A factor VIII activity blood test lets doctors evaluate the functioning of a protein that helps blood to clot. A clot is a lump of blood that the body produces to prevent excessive bleeding by sealing leaks from blood vessels caused by wounds, cuts, scratches, or other conditions.
In this manner, where does factor VIII come from?
Factor VIII is produced in liver sinusoidal cells and endothelial cells outside the liver throughout the body. This protein circulates in the bloodstream in an inactive form, bound to another molecule called von Willebrand factor, until an injury that damages blood vessels occurs.
Is Factor VIII an enzyme?
Among the known clotting factors, factors VIII and V are exceptional in not possessing enzymatic activity. Factor VIII is inactivated by thrombin and by activated protein C. Thus, factor VIII can be modulated by at least four of the serine proteases in the clotting system.
What activates Factor V?

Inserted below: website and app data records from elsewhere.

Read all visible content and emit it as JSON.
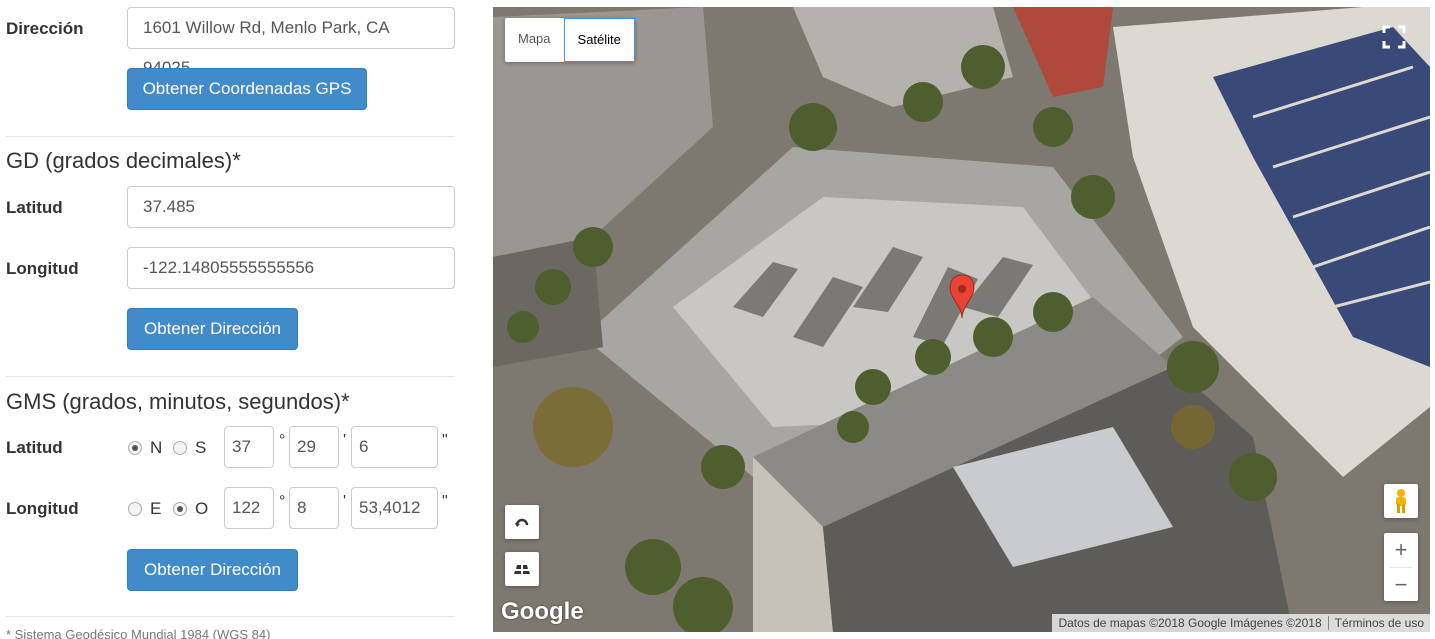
{
  "address": {
    "label": "Dirección",
    "value": "1601 Willow Rd, Menlo Park, CA 94025",
    "button": "Obtener Coordenadas GPS"
  },
  "gd": {
    "heading": "GD (grados decimales)*",
    "lat_label": "Latitud",
    "lat_value": "37.485",
    "lon_label": "Longitud",
    "lon_value": "-122.14805555555556",
    "button": "Obtener Dirección"
  },
  "gms": {
    "heading": "GMS (grados, minutos, segundos)*",
    "lat_label": "Latitud",
    "lat_opt1": "N",
    "lat_opt2": "S",
    "lat_selected": "N",
    "lat_deg": "37",
    "lat_min": "29",
    "lat_sec": "6",
    "lon_label": "Longitud",
    "lon_opt1": "E",
    "lon_opt2": "O",
    "lon_selected": "O",
    "lon_deg": "122",
    "lon_min": "8",
    "lon_sec": "53,4012",
    "deg_symbol": "°",
    "min_symbol": "'",
    "sec_symbol": "\"",
    "button": "Obtener Dirección"
  },
  "footnote": "* Sistema Geodésico Mundial 1984 (WGS 84)",
  "map": {
    "type_map": "Mapa",
    "type_satellite": "Satélite",
    "active_type": "Satélite",
    "google_logo": "Google",
    "attribution": "Datos de mapas ©2018 Google Imágenes ©2018",
    "terms": "Términos de uso",
    "zoom_in": "+",
    "zoom_out": "−"
  }
}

Factor V is able to bind to activated platelets and is activated by thrombin. The thereby activated factor V (now called FVa) is a cofactor of the prothrombinase complex: The activated factor X (FXa) enzyme requires calcium and activated factor V to convert prothrombin to thrombin on the cell surface membrane.